[XmlInclude( typeof( SubClass ) )]
public class SuperClass
//etc etc etc

Any OO programmer should be running in circles, screaming and trying to pull out his eyes by now. Since when a superclass should have knowledge of all of its subclasses!?!

That's why I think I may be approaching this the wrong way. C# is too nice a language to have a shortcoming such as this one.

I'd also like to point out that my base node class resides in a separate assembly than my node subclasses, so even using that horrible solution is tricky.

In the end, I was wasting more time trying to get around this than doing real work, so I've used XmlReader and XmlWriter to save and load the node diagram manually.

How have I've solved the node type instantiation then?

When saving nodes I write a string with its type name.

BaseNode node = ( BaseNode ) diagram.Nodes[ nodeId ];

String type = node.GetType().ToString();


writer.WriteStartAttribute( "type" );
writer.WriteString( type );

And when reading them I use that string to instantiate the correct subclass dynamically. The only assumption I'm making here is that it has a default constructor.

reader.MoveToAttribute( "type" );
String typeString = reader.Value;

Type type = Type.GetType( typeString );
BaseNode node = ( BaseNode ) Activator.CreateInstance( type );

As nodes can have custom data, I've also created virtual functions in the base node class that subclasses can override to deal with that data. It may not be the most elegant solution, but it's quite flexible (and it works).

I think that the editor will soon be in a distributable (although feature limited, and nowhere near final) state and I'll be able to get some real feedback.

Next post I'll put some pretty drawings for my nonprogrammer friends :)

Wednesday, January 23, 2008

The right side of my brain

Because I've scared some of my friends with my first post, I'll try to bring equilibrium to this blog.

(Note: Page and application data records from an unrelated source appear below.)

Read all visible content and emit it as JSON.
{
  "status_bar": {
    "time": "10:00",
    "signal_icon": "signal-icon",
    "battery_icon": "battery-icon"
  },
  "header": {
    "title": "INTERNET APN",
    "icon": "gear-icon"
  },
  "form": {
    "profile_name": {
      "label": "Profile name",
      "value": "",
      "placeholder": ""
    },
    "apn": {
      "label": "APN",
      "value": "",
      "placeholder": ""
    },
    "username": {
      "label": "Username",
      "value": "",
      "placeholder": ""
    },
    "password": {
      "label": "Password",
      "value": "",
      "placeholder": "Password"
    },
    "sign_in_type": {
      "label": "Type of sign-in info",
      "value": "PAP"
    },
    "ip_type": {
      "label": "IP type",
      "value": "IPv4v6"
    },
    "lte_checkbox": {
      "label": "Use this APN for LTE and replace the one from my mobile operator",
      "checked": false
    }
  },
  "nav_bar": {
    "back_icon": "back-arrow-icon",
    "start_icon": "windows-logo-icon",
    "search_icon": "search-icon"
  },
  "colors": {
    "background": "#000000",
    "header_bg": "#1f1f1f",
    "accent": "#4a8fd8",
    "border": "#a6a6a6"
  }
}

Let me introduce you some of the characters that will be part of the game I'm working on.

Although I'm mainly programmer on the team, I enjoy working on art. The picture above is taken from my current sketchbook and is a little bit old.

I wish I was good at painting, but I never seem able to choose the right colours... for a confirmation on that you'll have to wait for another post :)

Drawing is a part of who I am as much as the programming work I like to do. I'll try to touch both subjects often.

Monday, January 21, 2008

The Beginning

It's about time I started this blog, and at the expense of alienating some of my friends by showing my geekier side, I'll begin with a screenshot from a project I'm working on:

It started out as a "learn C# project", but things like this tend to snowball and before long you're working on something quite big.

So, for all of you not into 3D or who I haven't been boring to death lately with the topic: It's a tree based high-level animation blender engine for my favourite 3D engine ( + Editor!! ).

After the Google Summer of Code project that was to provide some higher level animation support to Ogre failed without much to show for it except some interesting comments, I thought that it would be nice to contribute to the community.

This will be a simple implementation of some of the topics discussed there though. No IK, sorry. Just an implementation with blend ( or mix ) nodes and transition nodes ( e.g. State Machines ). This Gamasutra article is probably closer to what I'm trying to achieve.

Currently I have a very simple working version for the editor, but does everything that it should, like create different kinds of nodes, connections, etc. You can also watch the results in a viewport as you interactively update the parameters. It's quite nice really.

My main objective is to be able to control a character animation via a reduced set of parameters. For example, in the screenshot above the whole animation tree can be controlled by only two values.

The C++ implementation will start soon( ish ). It will be a cleaned up version of the C# code. A prettier version that doesn't have to deal with user screw ups.

So, when a usable C++ implementation is available, and I write code to save and load animation trees, I will be releasing everything.